I have been asked this question countless times (and have posed it myself to many of my colleagues), so I wanted to address it in today’s post. In my mind, there are really two parts to this question: (1) why isn’t there more research on effective treatments for trichotillomania and (2) why isn’t there more research on amino acid therapy and trichotillomania. We’ll address the first question in today’s post and the second in a future post.
Why isn’t there more research on effective treatments for trichotillomania?
From what I can see, there are at least three major obstacles for research on effective treatments for trich: (1) lack of understanding about the causes of trichotillomania, (2) numbers and (3) money. Even though trichotillomania is defined well on paper with appropriate diagnostic criteria, there is an extreme lack of understanding about the underlying causes of trichotillomania. There is a lot of speculation about the supposed causes, but without additional research, they will not be discovered, making this a cyclical (and frustrating) argument. This brings us to the other two obstacles.

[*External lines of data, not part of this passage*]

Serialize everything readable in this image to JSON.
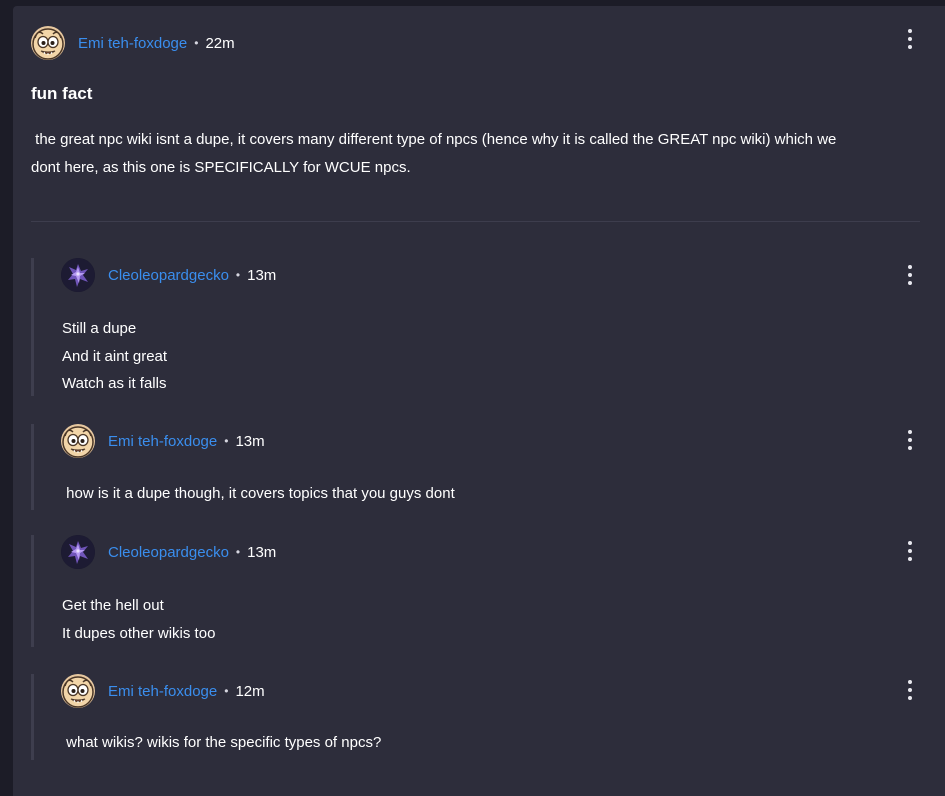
{
  "post": {
    "author": "Emi teh-foxdoge",
    "separator": "•",
    "time": "22m",
    "title": "fun fact",
    "body_lines": [
      " the great npc wiki isnt a dupe, it covers many different type of npcs (hence why it is called the GREAT npc wiki) which we",
      "dont here, as this one is SPECIFICALLY for WCUE npcs."
    ]
  },
  "replies": [
    {
      "author": "Cleoleopardgecko",
      "time": "13m",
      "avatar": "purple-creature-avatar",
      "lines": [
        "Still a dupe",
        "And it aint great",
        "Watch as it falls"
      ]
    },
    {
      "author": "Emi teh-foxdoge",
      "time": "13m",
      "avatar": "cartoon-face-avatar",
      "lines": [
        " how is it a dupe though, it covers topics that you guys dont"
      ]
    },
    {
      "author": "Cleoleopardgecko",
      "time": "13m",
      "avatar": "purple-creature-avatar",
      "lines": [
        "Get the hell out",
        "It dupes other wikis too"
      ]
    },
    {
      "author": "Emi teh-foxdoge",
      "time": "12m",
      "avatar": "cartoon-face-avatar",
      "lines": [
        " what wikis? wikis for the specific types of npcs?"
      ]
    }
  ],
  "icons": {
    "more": "more-options-icon"
  },
  "colors": {
    "background": "#2d2d3b",
    "link": "#3a8eee",
    "text": "#ffffff",
    "thread_line": "#3e3e4e"
  }
}
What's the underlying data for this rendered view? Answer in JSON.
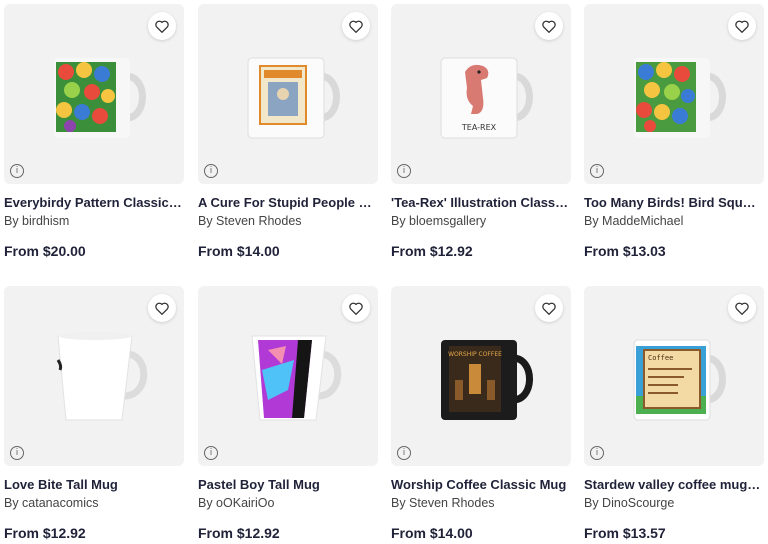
{
  "products": [
    {
      "title": "Everybirdy Pattern Classic Mug",
      "artist": "By birdhism",
      "price": "From $20.00",
      "mug": "birds-classic"
    },
    {
      "title": "A Cure For Stupid People Classic Mug",
      "artist": "By Steven Rhodes",
      "price": "From $14.00",
      "mug": "stupid-people"
    },
    {
      "title": "'Tea-Rex' Illustration Classic Mug",
      "artist": "By bloemsgallery",
      "price": "From $12.92",
      "mug": "tea-rex",
      "mug_text": "TEA-REX"
    },
    {
      "title": "Too Many Birds! Bird Squad Classic Mug",
      "artist": "By MaddeMichael",
      "price": "From $13.03",
      "mug": "birds-classic"
    },
    {
      "title": "Love Bite Tall Mug",
      "artist": "By catanacomics",
      "price": "From $12.92",
      "mug": "white-tall"
    },
    {
      "title": "Pastel Boy Tall Mug",
      "artist": "By oOKairiOo",
      "price": "From $12.92",
      "mug": "pastel-tall"
    },
    {
      "title": "Worship Coffee Classic Mug",
      "artist": "By Steven Rhodes",
      "price": "From $14.00",
      "mug": "black-coffee",
      "mug_text": "WORSHIP COFFEE"
    },
    {
      "title": "Stardew valley coffee mug Classic Mug",
      "artist": "By DinoScourge",
      "price": "From $13.57",
      "mug": "stardew",
      "mug_text": "Coffee"
    }
  ],
  "icons": {
    "favorite": "heart-outline-icon",
    "info": "info-circle-icon"
  },
  "colors": {
    "text_dark": "#1f2238",
    "thumb_bg": "#f2f2f2"
  }
}
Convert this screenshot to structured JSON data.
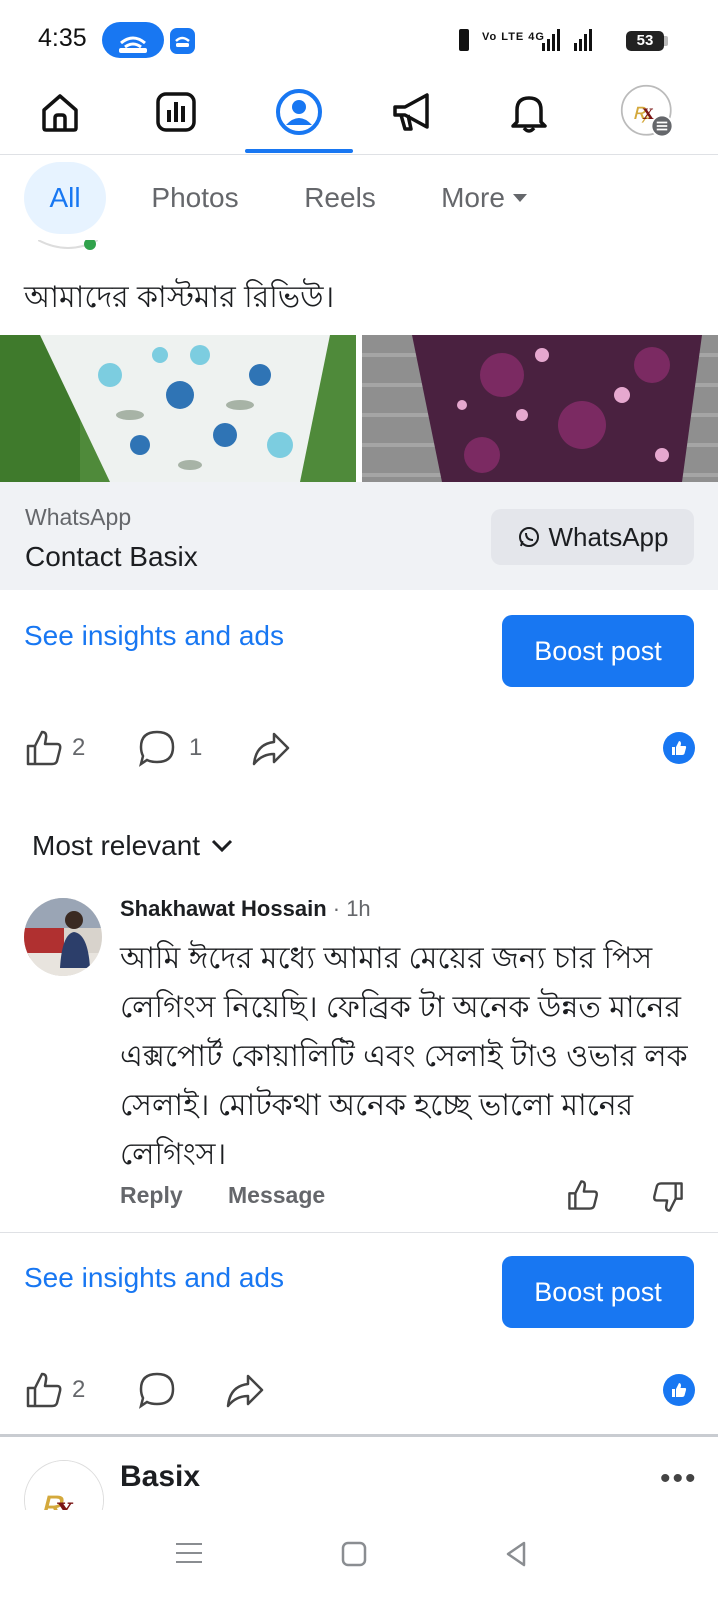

It is estimated that trichotillomania affects only 0.6% to 2.5% of the population. However, trichotillomania is not reported or noted in the medical history of many people because either (1) they don’t share their experiences with the appropriate health care professionals and/or (2) their medical professionals are not familiar with the diagnosis and miss it. Either way, the reported number of people affected by trich is low compared to other diseases/disorders and it is often not viewed as life-threatening, and therefore a lower-priority compared to other disease states, which makes it less likely to receive research funding.
This brings us to the big one: money. In today’s world, most research is driven by corporations that have something to gain from the results of that research. In this case, the pharmaceutical industry would drive most research efforts to get at the cause(s) of trichotillomania, because, in theory they have the most money to gain. However, there are many other disorders that affect a greater percentage of the population, that are viewed as having a larger impact on quality or quantity of life AND where drug therapy may address or at least reduce a person’s symptoms. It is to these alternate areas that the money for research goes. Put simply, the pharmaceutical companies that fund most of today’s research will likely receive a larger return on their (research) investment if their money goes to investigating other disorders where drug therapy is more likely to be effective.
The good news is that we have found several major triggers for trichotillomania and potentially the most impactful underlying cause through clinical practice. That is neurotransmitter imbalance. But research is still scarce in this area. Our next post will discuss why.